Source data
Segment Open

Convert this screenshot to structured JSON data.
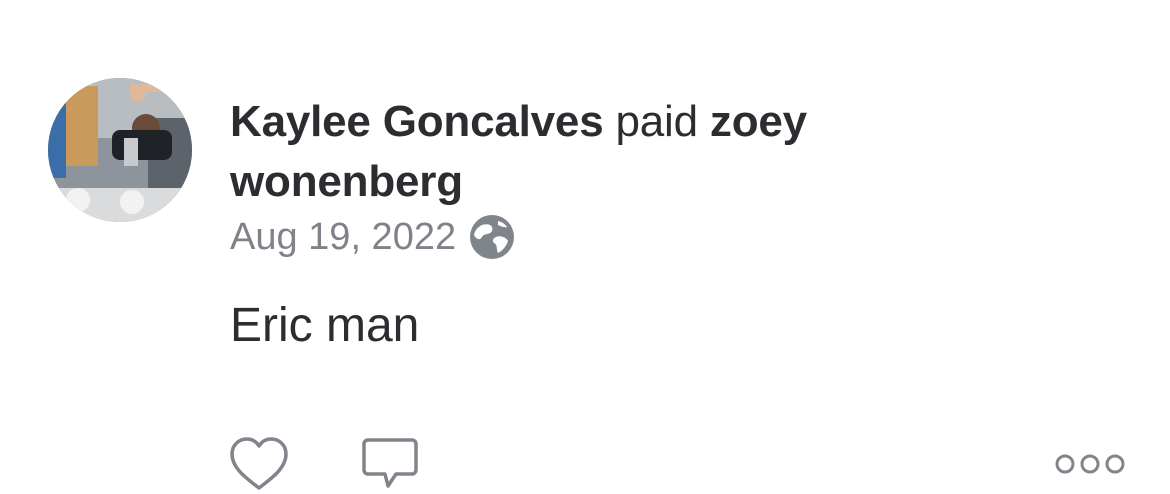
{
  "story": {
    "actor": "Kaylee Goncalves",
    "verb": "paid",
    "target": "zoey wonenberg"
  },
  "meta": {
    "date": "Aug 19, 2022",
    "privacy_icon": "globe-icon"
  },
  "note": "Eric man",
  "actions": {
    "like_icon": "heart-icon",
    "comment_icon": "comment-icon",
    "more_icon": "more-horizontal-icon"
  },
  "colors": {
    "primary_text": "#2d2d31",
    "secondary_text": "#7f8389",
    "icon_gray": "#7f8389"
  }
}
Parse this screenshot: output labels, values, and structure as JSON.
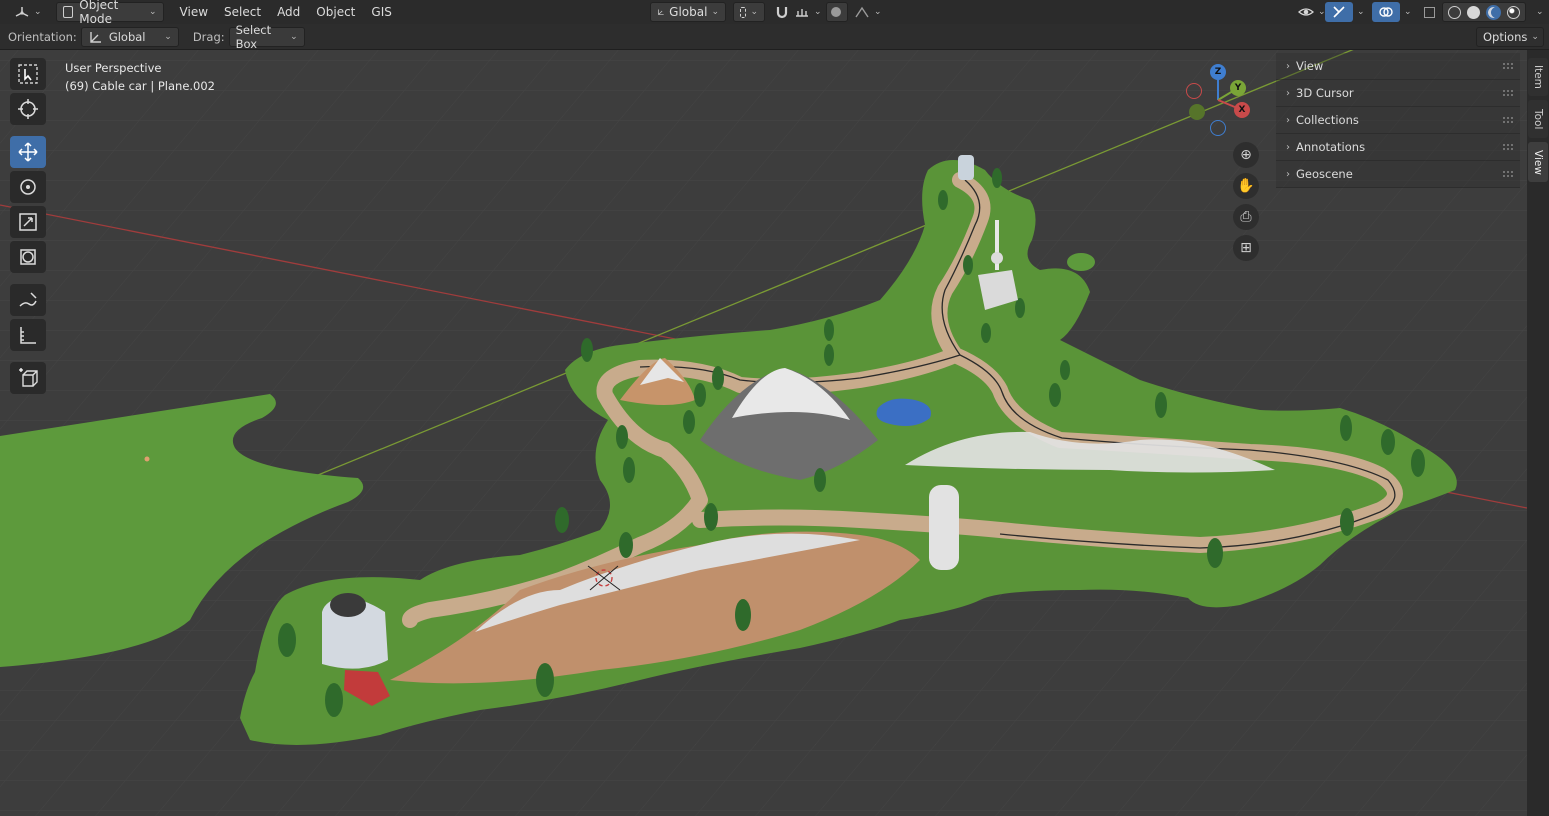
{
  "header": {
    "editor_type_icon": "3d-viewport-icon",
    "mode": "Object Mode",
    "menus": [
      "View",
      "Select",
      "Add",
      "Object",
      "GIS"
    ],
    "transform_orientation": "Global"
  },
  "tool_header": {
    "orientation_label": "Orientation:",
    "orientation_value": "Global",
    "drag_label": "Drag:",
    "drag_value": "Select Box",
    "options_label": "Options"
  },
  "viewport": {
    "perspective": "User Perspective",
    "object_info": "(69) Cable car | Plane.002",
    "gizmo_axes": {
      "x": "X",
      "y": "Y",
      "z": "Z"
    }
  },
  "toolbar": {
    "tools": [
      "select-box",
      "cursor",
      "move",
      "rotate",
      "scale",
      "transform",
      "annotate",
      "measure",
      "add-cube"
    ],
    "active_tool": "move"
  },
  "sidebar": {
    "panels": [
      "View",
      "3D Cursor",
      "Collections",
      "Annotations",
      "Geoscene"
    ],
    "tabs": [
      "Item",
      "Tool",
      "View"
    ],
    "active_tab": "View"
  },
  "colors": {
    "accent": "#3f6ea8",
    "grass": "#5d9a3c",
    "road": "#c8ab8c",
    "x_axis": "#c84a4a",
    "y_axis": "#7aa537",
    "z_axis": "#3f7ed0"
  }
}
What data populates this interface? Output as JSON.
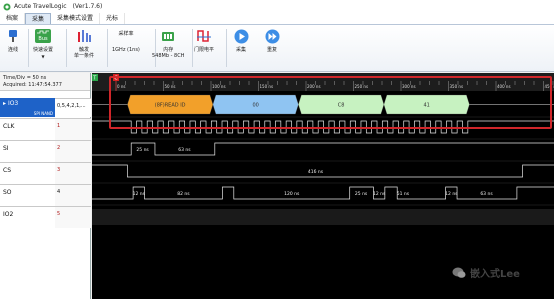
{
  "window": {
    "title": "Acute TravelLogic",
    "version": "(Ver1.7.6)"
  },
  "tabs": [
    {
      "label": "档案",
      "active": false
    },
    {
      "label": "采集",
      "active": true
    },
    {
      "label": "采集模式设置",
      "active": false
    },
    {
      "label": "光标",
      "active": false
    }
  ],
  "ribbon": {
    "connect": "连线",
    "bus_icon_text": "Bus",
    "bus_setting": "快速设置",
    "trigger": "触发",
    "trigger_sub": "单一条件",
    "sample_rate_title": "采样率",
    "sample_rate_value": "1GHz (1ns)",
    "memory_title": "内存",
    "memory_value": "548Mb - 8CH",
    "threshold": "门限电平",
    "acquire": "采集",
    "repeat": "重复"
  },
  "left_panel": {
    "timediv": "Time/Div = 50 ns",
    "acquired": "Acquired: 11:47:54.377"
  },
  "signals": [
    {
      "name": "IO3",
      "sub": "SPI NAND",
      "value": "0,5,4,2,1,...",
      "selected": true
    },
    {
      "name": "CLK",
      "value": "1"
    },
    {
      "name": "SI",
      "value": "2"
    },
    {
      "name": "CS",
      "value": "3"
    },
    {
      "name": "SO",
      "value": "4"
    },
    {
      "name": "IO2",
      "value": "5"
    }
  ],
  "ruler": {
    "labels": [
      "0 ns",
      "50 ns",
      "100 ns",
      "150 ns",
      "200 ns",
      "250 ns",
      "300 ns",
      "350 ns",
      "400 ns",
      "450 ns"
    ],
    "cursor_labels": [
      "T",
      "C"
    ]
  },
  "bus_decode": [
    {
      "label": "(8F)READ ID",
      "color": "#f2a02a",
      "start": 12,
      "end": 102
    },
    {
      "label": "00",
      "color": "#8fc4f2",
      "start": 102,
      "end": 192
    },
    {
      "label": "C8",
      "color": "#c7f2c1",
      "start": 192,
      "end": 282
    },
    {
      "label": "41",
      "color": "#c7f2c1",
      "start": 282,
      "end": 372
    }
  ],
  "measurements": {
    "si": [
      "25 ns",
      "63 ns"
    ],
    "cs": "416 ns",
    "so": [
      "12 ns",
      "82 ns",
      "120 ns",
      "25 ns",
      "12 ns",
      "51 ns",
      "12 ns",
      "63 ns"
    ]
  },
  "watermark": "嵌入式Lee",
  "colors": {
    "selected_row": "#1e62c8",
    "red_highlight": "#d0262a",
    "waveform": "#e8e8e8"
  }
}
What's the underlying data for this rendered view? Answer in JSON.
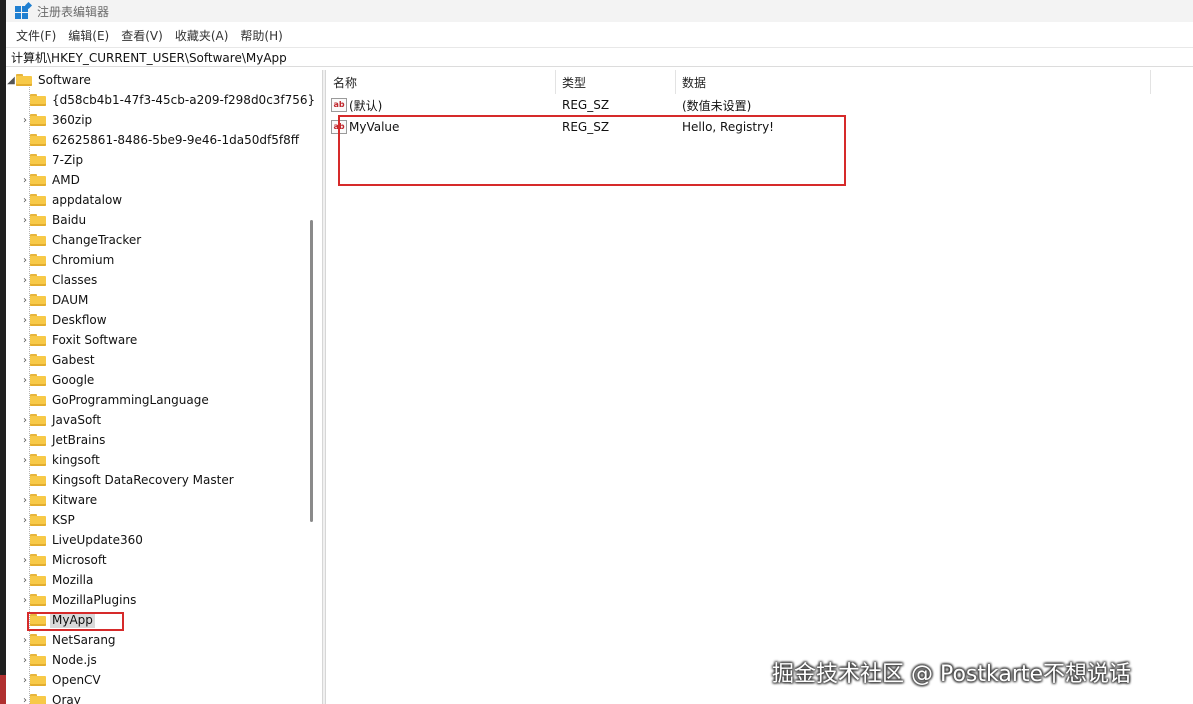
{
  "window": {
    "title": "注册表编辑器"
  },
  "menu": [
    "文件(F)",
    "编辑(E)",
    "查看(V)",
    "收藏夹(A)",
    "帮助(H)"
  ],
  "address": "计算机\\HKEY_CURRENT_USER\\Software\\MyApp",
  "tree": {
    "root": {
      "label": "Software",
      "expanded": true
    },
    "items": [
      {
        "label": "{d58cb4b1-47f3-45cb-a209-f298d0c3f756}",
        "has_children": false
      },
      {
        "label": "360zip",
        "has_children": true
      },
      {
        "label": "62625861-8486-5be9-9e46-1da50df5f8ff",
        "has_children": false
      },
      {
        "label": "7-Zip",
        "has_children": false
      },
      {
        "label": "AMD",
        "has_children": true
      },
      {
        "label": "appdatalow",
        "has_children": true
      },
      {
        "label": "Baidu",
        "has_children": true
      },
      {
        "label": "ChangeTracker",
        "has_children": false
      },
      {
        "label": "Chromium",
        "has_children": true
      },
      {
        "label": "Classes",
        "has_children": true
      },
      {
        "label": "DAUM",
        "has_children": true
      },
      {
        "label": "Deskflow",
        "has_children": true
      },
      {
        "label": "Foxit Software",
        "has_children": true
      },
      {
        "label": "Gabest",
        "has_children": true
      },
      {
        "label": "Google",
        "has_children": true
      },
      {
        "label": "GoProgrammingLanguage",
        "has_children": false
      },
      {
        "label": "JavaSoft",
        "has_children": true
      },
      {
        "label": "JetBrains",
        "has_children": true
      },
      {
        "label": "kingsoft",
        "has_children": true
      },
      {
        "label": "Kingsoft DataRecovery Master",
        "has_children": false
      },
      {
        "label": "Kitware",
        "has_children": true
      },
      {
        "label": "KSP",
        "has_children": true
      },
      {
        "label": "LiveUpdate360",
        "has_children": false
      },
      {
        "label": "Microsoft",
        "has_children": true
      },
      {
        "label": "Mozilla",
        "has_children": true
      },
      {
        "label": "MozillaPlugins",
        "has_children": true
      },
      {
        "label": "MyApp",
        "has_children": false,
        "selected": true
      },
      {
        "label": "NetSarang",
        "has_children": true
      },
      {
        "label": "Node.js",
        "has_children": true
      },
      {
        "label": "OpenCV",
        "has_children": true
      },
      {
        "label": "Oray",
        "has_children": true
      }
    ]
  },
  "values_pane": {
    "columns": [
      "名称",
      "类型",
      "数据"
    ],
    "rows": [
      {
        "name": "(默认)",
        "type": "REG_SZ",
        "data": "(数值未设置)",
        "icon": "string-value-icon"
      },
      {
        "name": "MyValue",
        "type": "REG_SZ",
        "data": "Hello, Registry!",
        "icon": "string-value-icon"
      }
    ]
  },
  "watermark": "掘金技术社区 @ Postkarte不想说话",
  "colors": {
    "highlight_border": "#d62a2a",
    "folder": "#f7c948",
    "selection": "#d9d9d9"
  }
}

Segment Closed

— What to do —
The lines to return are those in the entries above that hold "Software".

— Final answer —
  "address": "计算机\\HKEY_CURRENT_USER\\Software\\MyApp",
      "label": "Software",
        "label": "Foxit Software",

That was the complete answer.